But picking up a book or two, by theists no doubt, should undo everything I’ve come to understand about science --- little did I appreciate the sand upon which my foundations were built; not.

2:28 PM  
Blogger James said...

In support of faith:
The Importance of Faith

4:18 PM  
Blogger Smilin' Jack said...

Personally, I prefer what I like to call Stupid Design (SD)--the thesis that God is a Moron. S. J. Gould's book The Panda's Thumb is full of examples of SD such as the inside-out vertebrate retina, the appendix, etc...but I'm reminded of it every time I have to cut my toenails. Gotta get working on the movie version....

4:39 PM  
Anonymous Anonymous said...

Kenneth Miller an IDist?
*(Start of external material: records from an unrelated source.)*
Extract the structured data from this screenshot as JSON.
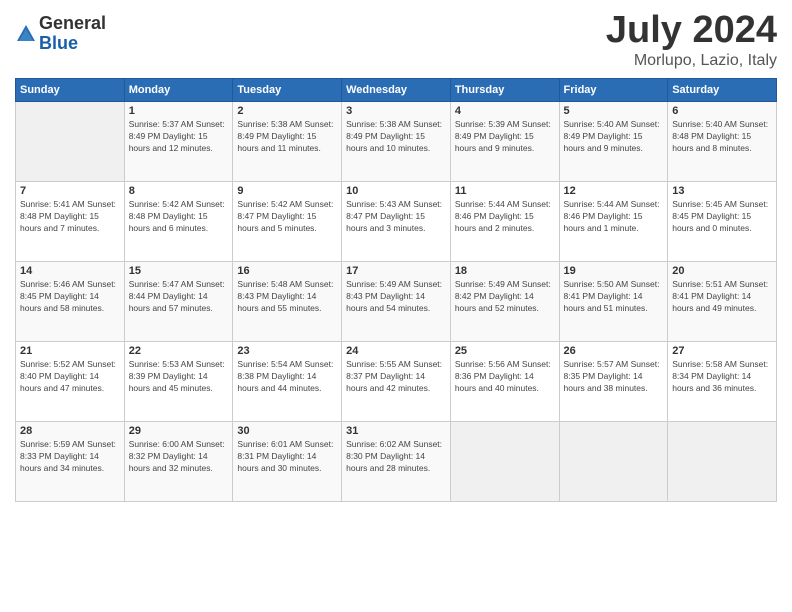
{
  "header": {
    "logo_general": "General",
    "logo_blue": "Blue",
    "month_title": "July 2024",
    "location": "Morlupo, Lazio, Italy"
  },
  "days_of_week": [
    "Sunday",
    "Monday",
    "Tuesday",
    "Wednesday",
    "Thursday",
    "Friday",
    "Saturday"
  ],
  "weeks": [
    [
      {
        "day": "",
        "info": ""
      },
      {
        "day": "1",
        "info": "Sunrise: 5:37 AM\nSunset: 8:49 PM\nDaylight: 15 hours\nand 12 minutes."
      },
      {
        "day": "2",
        "info": "Sunrise: 5:38 AM\nSunset: 8:49 PM\nDaylight: 15 hours\nand 11 minutes."
      },
      {
        "day": "3",
        "info": "Sunrise: 5:38 AM\nSunset: 8:49 PM\nDaylight: 15 hours\nand 10 minutes."
      },
      {
        "day": "4",
        "info": "Sunrise: 5:39 AM\nSunset: 8:49 PM\nDaylight: 15 hours\nand 9 minutes."
      },
      {
        "day": "5",
        "info": "Sunrise: 5:40 AM\nSunset: 8:49 PM\nDaylight: 15 hours\nand 9 minutes."
      },
      {
        "day": "6",
        "info": "Sunrise: 5:40 AM\nSunset: 8:48 PM\nDaylight: 15 hours\nand 8 minutes."
      }
    ],
    [
      {
        "day": "7",
        "info": "Sunrise: 5:41 AM\nSunset: 8:48 PM\nDaylight: 15 hours\nand 7 minutes."
      },
      {
        "day": "8",
        "info": "Sunrise: 5:42 AM\nSunset: 8:48 PM\nDaylight: 15 hours\nand 6 minutes."
      },
      {
        "day": "9",
        "info": "Sunrise: 5:42 AM\nSunset: 8:47 PM\nDaylight: 15 hours\nand 5 minutes."
      },
      {
        "day": "10",
        "info": "Sunrise: 5:43 AM\nSunset: 8:47 PM\nDaylight: 15 hours\nand 3 minutes."
      },
      {
        "day": "11",
        "info": "Sunrise: 5:44 AM\nSunset: 8:46 PM\nDaylight: 15 hours\nand 2 minutes."
      },
      {
        "day": "12",
        "info": "Sunrise: 5:44 AM\nSunset: 8:46 PM\nDaylight: 15 hours\nand 1 minute."
      },
      {
        "day": "13",
        "info": "Sunrise: 5:45 AM\nSunset: 8:45 PM\nDaylight: 15 hours\nand 0 minutes."
      }
    ],
    [
      {
        "day": "14",
        "info": "Sunrise: 5:46 AM\nSunset: 8:45 PM\nDaylight: 14 hours\nand 58 minutes."
      },
      {
        "day": "15",
        "info": "Sunrise: 5:47 AM\nSunset: 8:44 PM\nDaylight: 14 hours\nand 57 minutes."
      },
      {
        "day": "16",
        "info": "Sunrise: 5:48 AM\nSunset: 8:43 PM\nDaylight: 14 hours\nand 55 minutes."
      },
      {
        "day": "17",
        "info": "Sunrise: 5:49 AM\nSunset: 8:43 PM\nDaylight: 14 hours\nand 54 minutes."
      },
      {
        "day": "18",
        "info": "Sunrise: 5:49 AM\nSunset: 8:42 PM\nDaylight: 14 hours\nand 52 minutes."
      },
      {
        "day": "19",
        "info": "Sunrise: 5:50 AM\nSunset: 8:41 PM\nDaylight: 14 hours\nand 51 minutes."
      },
      {
        "day": "20",
        "info": "Sunrise: 5:51 AM\nSunset: 8:41 PM\nDaylight: 14 hours\nand 49 minutes."
      }
    ],
    [
      {
        "day": "21",
        "info": "Sunrise: 5:52 AM\nSunset: 8:40 PM\nDaylight: 14 hours\nand 47 minutes."
      },
      {
        "day": "22",
        "info": "Sunrise: 5:53 AM\nSunset: 8:39 PM\nDaylight: 14 hours\nand 45 minutes."
      },
      {
        "day": "23",
        "info": "Sunrise: 5:54 AM\nSunset: 8:38 PM\nDaylight: 14 hours\nand 44 minutes."
      },
      {
        "day": "24",
        "info": "Sunrise: 5:55 AM\nSunset: 8:37 PM\nDaylight: 14 hours\nand 42 minutes."
      },
      {
        "day": "25",
        "info": "Sunrise: 5:56 AM\nSunset: 8:36 PM\nDaylight: 14 hours\nand 40 minutes."
      },
      {
        "day": "26",
        "info": "Sunrise: 5:57 AM\nSunset: 8:35 PM\nDaylight: 14 hours\nand 38 minutes."
      },
      {
        "day": "27",
        "info": "Sunrise: 5:58 AM\nSunset: 8:34 PM\nDaylight: 14 hours\nand 36 minutes."
      }
    ],
    [
      {
        "day": "28",
        "info": "Sunrise: 5:59 AM\nSunset: 8:33 PM\nDaylight: 14 hours\nand 34 minutes."
      },
      {
        "day": "29",
        "info": "Sunrise: 6:00 AM\nSunset: 8:32 PM\nDaylight: 14 hours\nand 32 minutes."
      },
      {
        "day": "30",
        "info": "Sunrise: 6:01 AM\nSunset: 8:31 PM\nDaylight: 14 hours\nand 30 minutes."
      },
      {
        "day": "31",
        "info": "Sunrise: 6:02 AM\nSunset: 8:30 PM\nDaylight: 14 hours\nand 28 minutes."
      },
      {
        "day": "",
        "info": ""
      },
      {
        "day": "",
        "info": ""
      },
      {
        "day": "",
        "info": ""
      }
    ]
  ]
}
Or even sympathetic with PP? Don't make me laugh.

"It is often said that a Darwinian universe is one whose randomness cannot be reconciled with meaning. I disagree." - Ken Miller "Finding Darwin's God"

The man is a Christian, yes, but that's about as far as you're going to get with that argument. He has no truck with the kind of claptrap PP is pushing, which is precisely the idea that the universe is too perfect to have resulted from 'Darwinian' randomness.

11:52 AM  
Anonymous Lawrence an Architect said...

The elegant point the movie makes is that the calculus, mathematics, physics and chemistry, works together with the various forces of nature such as gravity, magnetic forces, and the forces that hold atoms together in such a way as to make earth uniquely habitable for complex living organisms to survive. Furthermore that we are made uniquely to have an intellect that is capable of comprehending, quantifying and communicating how it all works to one another.

What is equally amazing is how much science has depended on the observations made during eclipses which require just the right size of sun and moon that are spaced just perfectly to allow it to eclipse with some regularity. Will some scientist now speculate that the sun and moon evolved to be the right size and in the right place so that we could see an eclipse? What is really extraordinary is how this planet is positioned in our galaxy (at a "relatively open space" between spirals)to allow us to view both our galaxy and others beyond.

How can one explain how such an enormous and well balanced system came to be? What are the mathematical odds of all these things being in the right place at the right time, not just here on earth, but throughout our solar system and our galaxy? How is it that the universe has laws of science that all work together in harmony? How is it that these laws of nature are immutable and eternal?

Lawrence, Colorado Architect

2:05 AM  

Post a Comment

<< Home